I’m already thinking what to submit next. I’m really hacked off though as the next meeting date has been changed and I can’t go because of work. There may be a way round it, I’ll see.
I’ve recently joined my local camera club (Brighton and Hove). It’s an active group with a really diverse membership. Next week I’m entering a couple of images into my first competition. It’s the B or entry group, so the competition isn’t as rigorous and the judging also involves useful feedback and critique.
Up to now I haven’t printed many of my images. As next week’s competition is print only I’ve spent today trawling through my library trying to select something worthy of entering. It’s not been easy. I have far too many average images which need weeding out and once printed I’ve found they take on a different quality and I’ve been doubting their worth.
I have selected a couple. Not the ones I originally had in mind, but this will really be a suck and see experience and I have nothing to lose.
The first is Urban Jungle. I spotted these trees while walking along the Thames south bank in the City of London. I’m relatively happy with the composition and colours, but would like the lighting to have made the image pop a bit more.

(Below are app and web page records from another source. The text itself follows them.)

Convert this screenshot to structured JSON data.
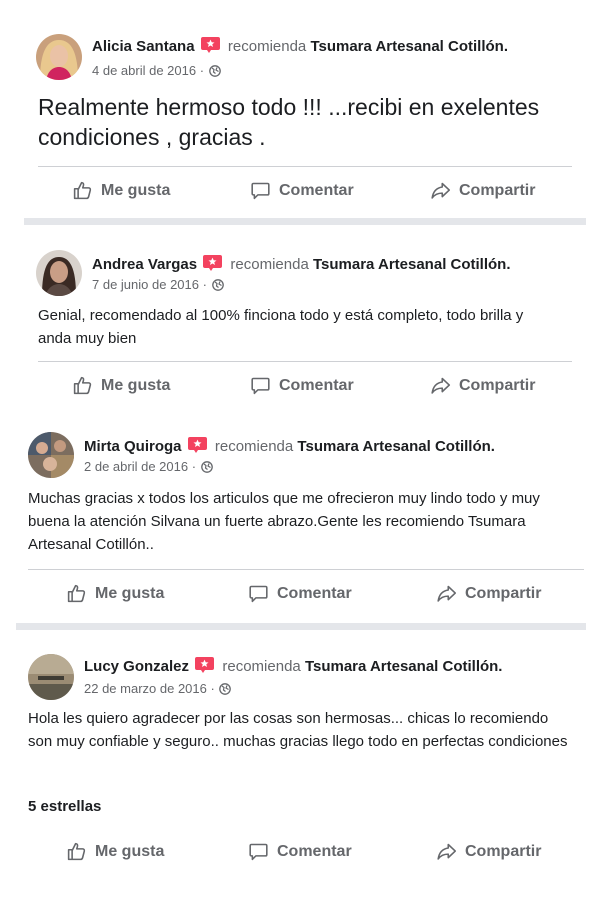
{
  "recommend_verb": "recomienda",
  "page_name": "Tsumara Artesanal Cotillón.",
  "actions": {
    "like": "Me gusta",
    "comment": "Comentar",
    "share": "Compartir"
  },
  "icons": {
    "like": "thumbs-up-icon",
    "comment": "comment-bubble-icon",
    "share": "share-arrow-icon",
    "badge": "recommendation-badge-icon",
    "privacy": "globe-icon"
  },
  "colors": {
    "badge": "#f3425f",
    "text_secondary": "#65676b",
    "separator": "#e4e6ea"
  },
  "posts": [
    {
      "author": "Alicia Santana",
      "date": "4 de abril de 2016 ·",
      "text": "Realmente hermoso todo !!! ...recibi en exelentes condiciones , gracias ."
    },
    {
      "author": "Andrea Vargas",
      "date": "7 de junio de 2016 ·",
      "text": "Genial, recomendado al 100% finciona todo y está completo, todo brilla y anda muy bien"
    },
    {
      "author": "Mirta Quiroga",
      "date": "2 de abril de 2016 ·",
      "text": "Muchas gracias x todos los articulos que me ofrecieron muy lindo todo y muy buena la atención Silvana un fuerte abrazo.Gente les recomiendo Tsumara Artesanal Cotillón.."
    },
    {
      "author": "Lucy Gonzalez",
      "date": "22 de marzo de 2016 ·",
      "text": "Hola les quiero agradecer por las cosas son hermosas...  chicas lo recomiendo son muy confiable y seguro..  muchas gracias llego todo en perfectas condiciones",
      "rating": "5 estrellas"
    }
  ]
}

The second is Peace. I caught this one on a Brittany Ferries ship last summer. The life belt makes a striking shadow on the deck. I like the strong colours in this one. The colour of the sea has come out rather differently to the onscreen image.